(Dataset rows describing interfaces)
-=-=-=-=-
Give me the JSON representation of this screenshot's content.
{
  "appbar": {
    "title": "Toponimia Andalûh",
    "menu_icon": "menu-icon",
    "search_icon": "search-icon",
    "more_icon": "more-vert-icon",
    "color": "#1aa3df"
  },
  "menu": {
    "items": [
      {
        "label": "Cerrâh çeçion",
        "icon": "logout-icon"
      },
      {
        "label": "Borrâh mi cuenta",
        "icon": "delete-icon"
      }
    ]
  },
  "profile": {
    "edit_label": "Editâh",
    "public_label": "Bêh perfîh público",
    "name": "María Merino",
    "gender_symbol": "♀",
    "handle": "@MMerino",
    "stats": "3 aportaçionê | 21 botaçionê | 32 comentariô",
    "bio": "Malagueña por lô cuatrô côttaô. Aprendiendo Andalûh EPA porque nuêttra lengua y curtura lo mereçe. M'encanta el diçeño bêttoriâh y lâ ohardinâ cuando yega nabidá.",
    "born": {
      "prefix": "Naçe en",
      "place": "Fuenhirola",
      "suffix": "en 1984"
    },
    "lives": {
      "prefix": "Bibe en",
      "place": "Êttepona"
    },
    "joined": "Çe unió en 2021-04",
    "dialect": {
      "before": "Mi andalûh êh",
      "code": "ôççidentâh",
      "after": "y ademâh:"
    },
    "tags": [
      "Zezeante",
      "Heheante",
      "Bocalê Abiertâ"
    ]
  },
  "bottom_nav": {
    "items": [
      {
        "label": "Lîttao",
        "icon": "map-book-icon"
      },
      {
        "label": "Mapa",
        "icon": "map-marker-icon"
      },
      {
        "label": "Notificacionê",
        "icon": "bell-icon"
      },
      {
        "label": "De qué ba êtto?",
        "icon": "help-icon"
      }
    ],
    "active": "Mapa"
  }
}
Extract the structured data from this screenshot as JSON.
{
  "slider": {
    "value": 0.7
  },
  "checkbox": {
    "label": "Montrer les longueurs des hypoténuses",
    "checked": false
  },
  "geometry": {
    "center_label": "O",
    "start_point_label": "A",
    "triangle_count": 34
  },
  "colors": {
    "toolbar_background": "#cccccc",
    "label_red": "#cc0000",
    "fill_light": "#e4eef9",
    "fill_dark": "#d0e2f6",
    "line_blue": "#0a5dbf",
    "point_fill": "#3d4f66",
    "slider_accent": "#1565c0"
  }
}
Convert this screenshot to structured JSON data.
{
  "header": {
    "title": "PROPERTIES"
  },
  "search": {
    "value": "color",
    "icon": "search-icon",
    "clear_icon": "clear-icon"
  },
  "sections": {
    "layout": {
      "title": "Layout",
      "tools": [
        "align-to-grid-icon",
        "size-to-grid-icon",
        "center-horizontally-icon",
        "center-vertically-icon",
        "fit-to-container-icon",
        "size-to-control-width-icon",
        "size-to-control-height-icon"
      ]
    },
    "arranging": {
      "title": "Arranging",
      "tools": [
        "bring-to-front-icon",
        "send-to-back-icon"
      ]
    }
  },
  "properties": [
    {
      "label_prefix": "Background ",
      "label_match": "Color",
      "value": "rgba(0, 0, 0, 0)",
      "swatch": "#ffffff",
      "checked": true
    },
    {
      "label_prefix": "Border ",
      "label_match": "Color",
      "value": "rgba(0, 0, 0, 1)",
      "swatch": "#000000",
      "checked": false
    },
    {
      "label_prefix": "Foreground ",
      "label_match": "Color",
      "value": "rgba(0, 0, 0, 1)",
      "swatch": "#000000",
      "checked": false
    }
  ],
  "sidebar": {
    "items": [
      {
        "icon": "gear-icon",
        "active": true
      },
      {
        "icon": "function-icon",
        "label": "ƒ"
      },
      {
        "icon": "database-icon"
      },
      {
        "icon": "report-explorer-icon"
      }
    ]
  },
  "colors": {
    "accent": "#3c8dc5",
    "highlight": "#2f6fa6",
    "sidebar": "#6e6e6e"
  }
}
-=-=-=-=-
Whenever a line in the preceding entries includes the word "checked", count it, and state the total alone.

4